The very first action after a Finger joint dislocation should that Immobilize and Cooling the affected joint be. The cooling has a pain-relieving effect and prevents excessive swelling. Patients should do not try to correct the joint, since the risk of injury is very high when attempting this.
An examination of the injured joint is carried out in the hospital, followed by a reduction with the administration of Painkillers or under one Short anesthesia carried out. After the reduction, the correct position of the joint is ensured by a X-ray image checked and immobilized the joint. Does the examination show that not only is the finger joint dislocated, but also other injuries, e.g. on the bone, the finger may have to be operated on.
Is this End joint of the finger dislocated, it is adjusted again by a strong pull and if possible not immobilized. The end joint of the finger has the tendency to to stiffen quickly and should therefore only be immobilized in the event of severe pain and for a maximum of one week. An operation of the finger end joint is only necessary for open injuries. (please refer: Operation of finger osteoarthritis)
That too Middle finger joint stiffens very quickly: If the pain is severe, it should be immobilized for a maximum of three weeks. Movement exercises should be started after a week, despite the splint, in order to prevent the central joint from stiffening in the flexed position.
Is this Metacarpal joint dislocated, it may unfortunately happen that a reduction is not possible because the bones are trapped in the ligament structures. In this case, the joint needs to be operated on.

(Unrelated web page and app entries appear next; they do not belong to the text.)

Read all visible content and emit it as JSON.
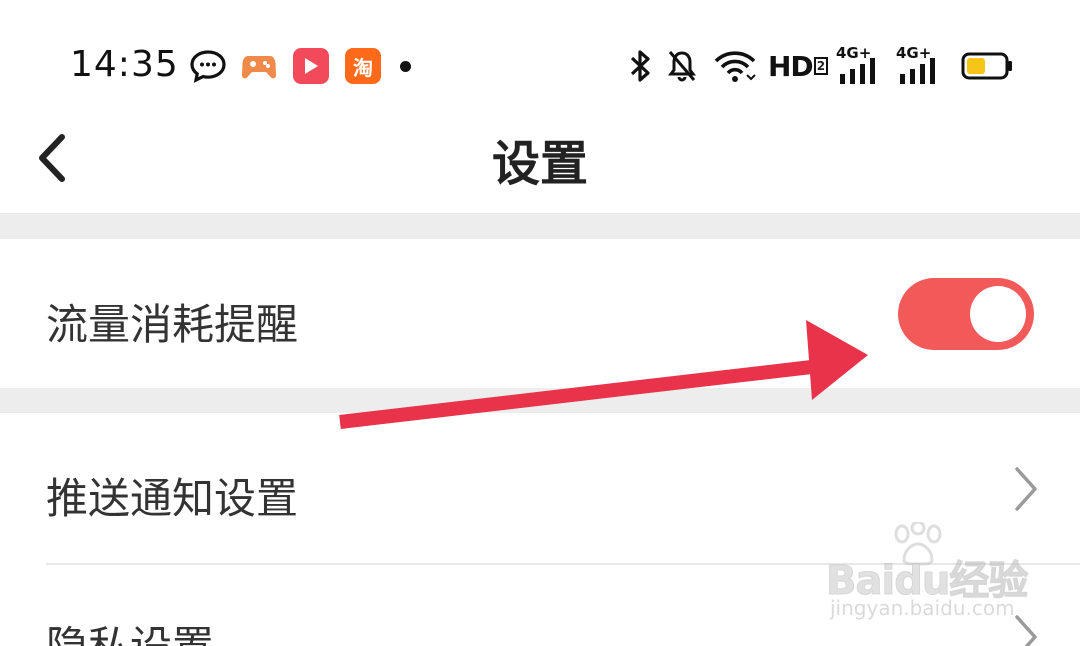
{
  "status_bar": {
    "time": "14:35",
    "app_icons": [
      "chat-bubble-icon",
      "game-controller-icon",
      "video-play-icon",
      "taobao-icon"
    ],
    "taobao_label": "淘",
    "hd_label": "HD",
    "hd_sub": "2",
    "network_1": "4G+",
    "network_2": "4G+",
    "battery_color": "#f5c518"
  },
  "header": {
    "title": "设置",
    "back_icon": "chevron-left-icon"
  },
  "settings": {
    "traffic_reminder": {
      "label": "流量消耗提醒",
      "enabled": true
    },
    "push_notification": {
      "label": "推送通知设置"
    },
    "privacy": {
      "label": "隐私设置"
    }
  },
  "colors": {
    "accent": "#f25a5a",
    "annotation_arrow": "#e8334a",
    "separator": "#ededed"
  },
  "watermark": {
    "brand": "Baidu经验",
    "url": "jingyan.baidu.com"
  }
}
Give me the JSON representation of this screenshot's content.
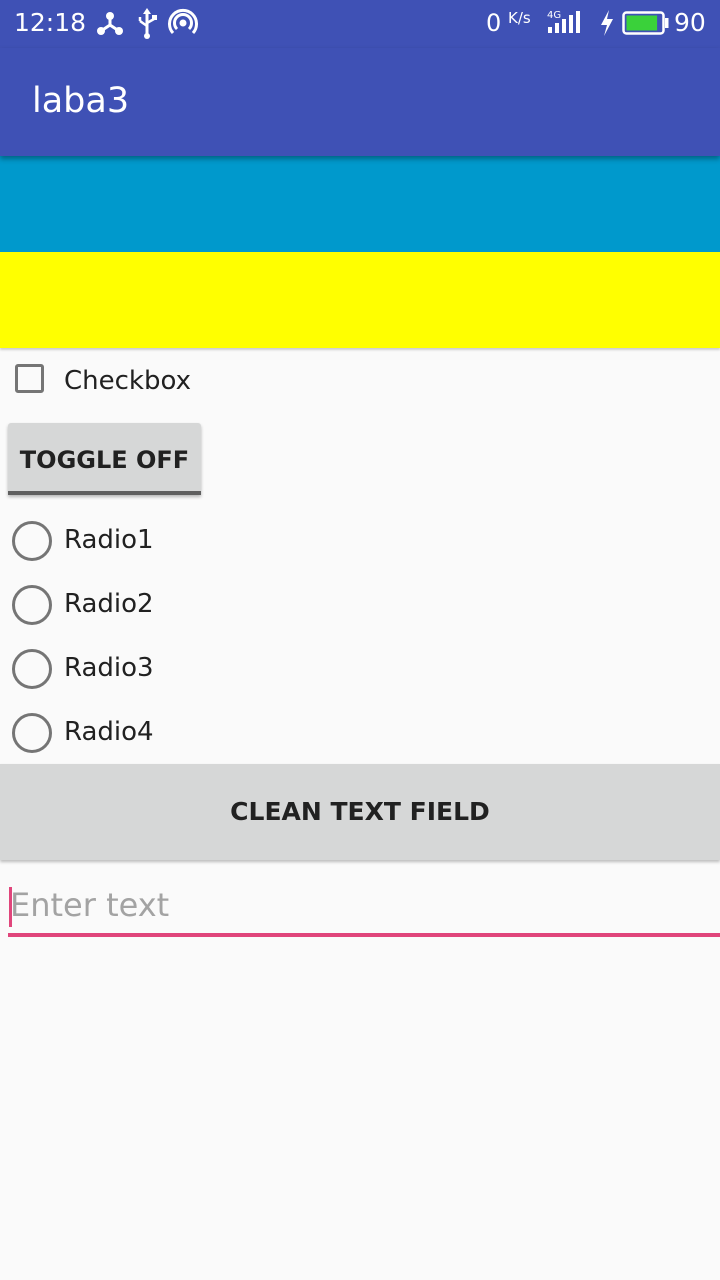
{
  "status_bar": {
    "time": "12:18",
    "net_speed_value": "0",
    "net_speed_unit": "K/s",
    "network_type": "4G",
    "battery_level": "90",
    "battery_fill": 0.9,
    "icons": [
      "share-icon",
      "usb-icon",
      "hotspot-icon",
      "signal-icon",
      "charging-icon",
      "battery-icon"
    ]
  },
  "app_bar": {
    "title": "laba3",
    "color": "#3f51b5"
  },
  "colors": {
    "stripe_top": "#0099cc",
    "stripe_bottom": "#ffff00",
    "accent": "#e0457b",
    "button_background": "#d6d7d7"
  },
  "checkbox": {
    "label": "Checkbox",
    "checked": false
  },
  "toggle_button": {
    "label": "TOGGLE OFF",
    "checked": false
  },
  "radios": [
    {
      "label": "Radio1",
      "checked": false
    },
    {
      "label": "Radio2",
      "checked": false
    },
    {
      "label": "Radio3",
      "checked": false
    },
    {
      "label": "Radio4",
      "checked": false
    }
  ],
  "clean_button": {
    "label": "CLEAN TEXT FIELD"
  },
  "text_field": {
    "value": "",
    "placeholder": "Enter text"
  }
}
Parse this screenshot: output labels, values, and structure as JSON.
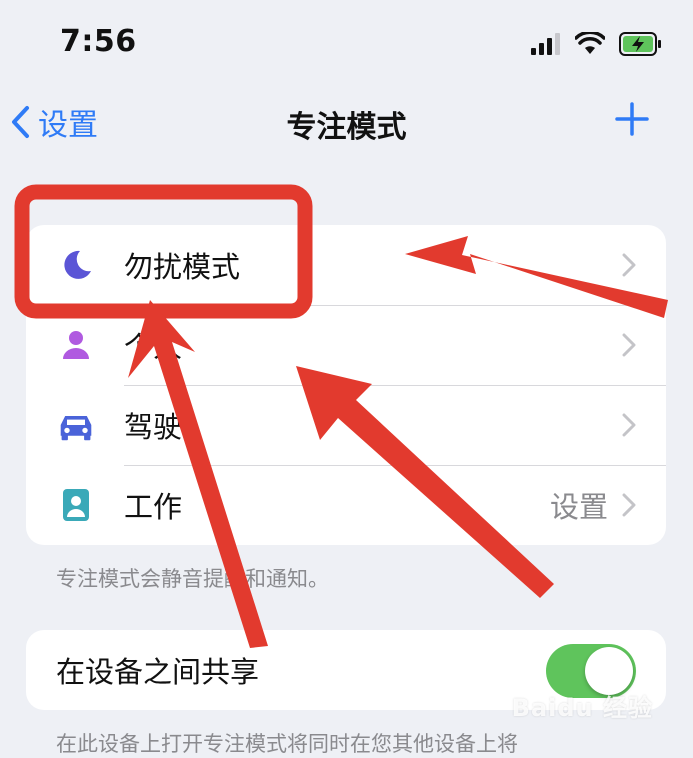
{
  "status_bar": {
    "time": "7:56"
  },
  "nav": {
    "back_label": "设置",
    "title": "专注模式"
  },
  "focus_modes": [
    {
      "label": "勿扰模式",
      "value": "",
      "icon": "moon-icon",
      "color": "#5b55d6"
    },
    {
      "label": "个人",
      "value": "",
      "icon": "person-icon",
      "color": "#b05ae0"
    },
    {
      "label": "驾驶",
      "value": "",
      "icon": "car-icon",
      "color": "#4a63d9"
    },
    {
      "label": "工作",
      "value": "设置",
      "icon": "id-badge-icon",
      "color": "#3aa9b8"
    }
  ],
  "focus_caption": "专注模式会静音提醒和通知。",
  "share": {
    "label": "在设备之间共享",
    "enabled": true
  },
  "share_caption": "在此设备上打开专注模式将同时在您其他设备上将",
  "annotation_color": "#e23a2e",
  "watermark": "Baidu 经验"
}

After a finger joint dislocation, the swelling can persist for a long time, and the pain can persist for several months. A possible long-term consequence of an injury-related dislocation of the finger joint can be the Instability of the joint be. Due to the instability of ligaments and muscles, dislocations occur again and again, which can also occur spontaneously without the action of an external force, which doctors call habitual dislocation. These patients should go through a Physiotherapists treated to strengthen the ligaments and muscles and stabilize the unstable joint. If nerves were injured during the dislocation of the finger joint, it can persistent discomfort be the consequence. As a result of bone damage, a arthrosis form.